● **Your assignment**:
Below are some records; return all of them exactly as they are.

BEGIN Supplied records

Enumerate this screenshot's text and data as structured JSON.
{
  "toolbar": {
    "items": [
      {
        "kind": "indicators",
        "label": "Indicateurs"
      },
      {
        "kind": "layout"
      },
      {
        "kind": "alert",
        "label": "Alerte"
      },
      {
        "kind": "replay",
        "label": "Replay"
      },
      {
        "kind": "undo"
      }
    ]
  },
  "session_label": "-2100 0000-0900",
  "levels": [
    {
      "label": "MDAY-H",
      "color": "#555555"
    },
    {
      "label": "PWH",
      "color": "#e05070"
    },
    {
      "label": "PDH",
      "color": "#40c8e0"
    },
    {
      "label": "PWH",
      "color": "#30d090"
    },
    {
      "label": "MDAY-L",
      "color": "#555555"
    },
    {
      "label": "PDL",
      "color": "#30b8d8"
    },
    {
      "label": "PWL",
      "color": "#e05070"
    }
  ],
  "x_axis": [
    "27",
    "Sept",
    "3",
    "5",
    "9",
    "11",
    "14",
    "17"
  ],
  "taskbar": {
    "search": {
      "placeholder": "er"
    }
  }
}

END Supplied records

● **Solution for this exercise**:
Enumerate this screenshot's text and data as structured JSON.
{
  "toolbar": {
    "items": [
      {
        "kind": "indicators",
        "label": "Indicateurs"
      },
      {
        "kind": "layout"
      },
      {
        "kind": "alert",
        "label": "Alerte"
      },
      {
        "kind": "replay",
        "label": "Replay"
      },
      {
        "kind": "undo"
      }
    ]
  },
  "session_label": "-2100 0000-0900",
  "levels": [
    {
      "label": "MDAY-H",
      "color": "#555555"
    },
    {
      "label": "PWH",
      "color": "#e05070"
    },
    {
      "label": "PDH",
      "color": "#40c8e0"
    },
    {
      "label": "PWH",
      "color": "#30d090"
    },
    {
      "label": "MDAY-L",
      "color": "#555555"
    },
    {
      "label": "PDL",
      "color": "#30b8d8"
    },
    {
      "label": "PWL",
      "color": "#e05070"
    }
  ],
  "x_axis": [
    "27",
    "Sept",
    "3",
    "5",
    "9",
    "11",
    "14",
    "17"
  ],
  "taskbar": {
    "search": {
      "placeholder": "er"
    }
  }
}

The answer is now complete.